Skip to content Skip to navigation

Interviews with AA participants illustrate effect on emotion regulation

July 24, 2015
by Miranda D. Teel, MS, and Edward J. Cumella, PhD
| Reprints

Emotion regulation (ER) refers to the manner in which individuals express, subjectively experience and manage their feelings. Successful ER entails the capacity to self-soothe and endure stressful emotional occurrences in addition to the physiological arousal accompanying emotions. ER skills are essential in social interactions, stress management, and many aspects of daily living. Researchers have noted that poor ER is related to impulsivity, difficulty delaying gratification, and affective lability (rapid changes in emotion). In the absence of ER skills, people often use substances to manage their emotions. Logically, then, people with substance use problems often have limited ER skills.

Those in recovery from substance abuse often need to develop healthy ER skills so they are not tempted to use substances again to manage emotions. Alcoholics Anonymous (AA) and similar 12-Step support groups are foundational in the treatment of substance abuse. Appropriately, many of AA’s fundamental concepts involve ER. For example, the notion that one’s life is out of control includes one’s emotions being unregulated. Because of the intimate link between cognition and emotion, AA’s challenges to the ways addicts conceptualize reality likely promote the development of ER skills.

Nevertheless, a scientific investigation of AA’s effects on ER skills has not been attempted, to our knowledge. As such, we conducted in-depth interviews with nine long-term participants in AA groups in North Carolina to examine how AA participation has affected their ER skills.

Focus of research

We analyzed and coded the information obtained through participant interviews into five core categories of ER skills: situation selection, situation modification, attentional deployment, cognitive change, and response modulation.

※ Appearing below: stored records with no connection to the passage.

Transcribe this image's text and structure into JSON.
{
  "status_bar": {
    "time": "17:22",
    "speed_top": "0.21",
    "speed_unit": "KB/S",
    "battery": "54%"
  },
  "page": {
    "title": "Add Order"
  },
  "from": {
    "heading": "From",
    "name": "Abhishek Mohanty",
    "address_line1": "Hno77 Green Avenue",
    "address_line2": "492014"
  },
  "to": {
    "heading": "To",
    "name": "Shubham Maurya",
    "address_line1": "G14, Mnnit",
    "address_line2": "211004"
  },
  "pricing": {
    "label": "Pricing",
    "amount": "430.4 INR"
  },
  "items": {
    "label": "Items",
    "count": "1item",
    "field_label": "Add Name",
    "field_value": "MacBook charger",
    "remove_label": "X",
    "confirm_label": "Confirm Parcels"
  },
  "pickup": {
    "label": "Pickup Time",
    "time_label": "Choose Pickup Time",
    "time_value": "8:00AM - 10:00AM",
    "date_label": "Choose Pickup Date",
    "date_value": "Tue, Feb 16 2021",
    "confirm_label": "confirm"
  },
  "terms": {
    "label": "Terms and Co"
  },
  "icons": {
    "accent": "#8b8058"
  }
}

In situation selection, people make predictive judgments of their emotional reactions in specific situations and estimate the likely emotional consequences of their actions within these situations; they then choose or avoid a situation based on their assessment. In situation modification, people attempt directly to adjust a situation to avert its subsequent emotional impact. In attentional deployment, individuals use distraction to divert their attention from negative aspects of their experiences to positive ones. In cognitive change, individuals evaluate an upcoming situation by altering the way they think about the situation. Finally, in response modulation, people directly influence their physiological, experiential, or behavioral responses through such techniques as meditation, prayer and exercise.

These five ER skills can be summed up as avoidance, assertiveness, distraction, reappraisal and suppression. In addition to these five primary ER skills, other skills exist.

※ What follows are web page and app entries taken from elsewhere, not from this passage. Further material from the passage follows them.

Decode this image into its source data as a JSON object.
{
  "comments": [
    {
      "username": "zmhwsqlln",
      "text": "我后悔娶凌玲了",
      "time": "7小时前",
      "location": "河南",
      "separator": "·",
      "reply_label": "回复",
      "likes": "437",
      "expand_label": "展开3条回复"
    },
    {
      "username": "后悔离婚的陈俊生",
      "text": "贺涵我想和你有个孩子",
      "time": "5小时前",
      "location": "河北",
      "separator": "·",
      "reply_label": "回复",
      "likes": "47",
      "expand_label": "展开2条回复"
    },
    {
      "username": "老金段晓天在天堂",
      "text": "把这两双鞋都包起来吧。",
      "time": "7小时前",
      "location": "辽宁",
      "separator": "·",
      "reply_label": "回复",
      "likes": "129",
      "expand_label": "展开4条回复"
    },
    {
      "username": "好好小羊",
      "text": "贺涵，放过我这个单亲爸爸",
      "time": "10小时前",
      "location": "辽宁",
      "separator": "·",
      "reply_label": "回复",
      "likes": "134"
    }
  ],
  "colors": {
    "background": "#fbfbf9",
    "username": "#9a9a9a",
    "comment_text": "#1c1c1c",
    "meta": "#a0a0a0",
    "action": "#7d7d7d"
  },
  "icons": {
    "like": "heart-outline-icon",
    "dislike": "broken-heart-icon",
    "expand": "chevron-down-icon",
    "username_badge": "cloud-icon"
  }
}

During interviews, we asked AA members how AA has affected their ability to handle a variety of situations and specific emotions, including anxiety, fear, depression, sadness, anger, resentment, guilt, shame, loneliness and boredom. The ER categories they reported using were extracted from interview transcripts and were aggregated to determine which ER skills are learned through AA participation.

Cognitive change most prominent

Participants described 128 discrete instances of using ER skills. First, we tabulated interview results separately for men and women, but found no differences in the ER skills learned or used based on gender. Both men and women indicated that AA participation has taught them cognitive change more than any other ER skill, with 34% of ER reports falling into this category. The 12 promises of AA speak to this notion: “Our whole attitude and outlook on life will change. … We will intuitively know how to handle situations which used to baffle us.”1 It appears that this promise is being fulfilled in AA participants’ experiences, since they often report using cognitive change to manage emotions.

Many respondents also spoke of their journey through the 12 Steps as a spiritual awakening, beginning with surrender to a Higher Power as described in AA’s 2nd Step. “Sanity” is an inherently cognitive concept, and participants often elucidated their spiritual renewal in cognitive terms. “Charlie,” for example, stated that entering AA was a fresh start mentally: “You have to get rid of old attitudes and perceptions about addiction and drinking. … AA helps the recovering addict by somewhat of a reconditioning and unlearning of bad mental habits...”

As such, it appears that the spiritual dimension of AA may be acting in support of the ER method of cognitive change. Other AA adages, such as “Live life on life’s terms” and “One day at a time,” further teach recovering addicts to focus cognitively on today, reducing stressors that may arise from thinking about the past or future.

Response modulation was the second most commonly learned skill in AA, mentioned 26% of the time. Thus, AA members relied collectively on cognitive change and/or response modulation 60% of the time to regulate emotions. Along with cognitive change, response modulation was also noted as the most frequent ER skill that AA members discussed with their sponsors. All respondents reported that conversations with their sponsors have affected how they handle their emotions, with two-thirds discussing response modulation with their sponsors. It appears that the sponsor's role may be critical in the acquisition and effective application of this particular ER technique.

Pages

Topics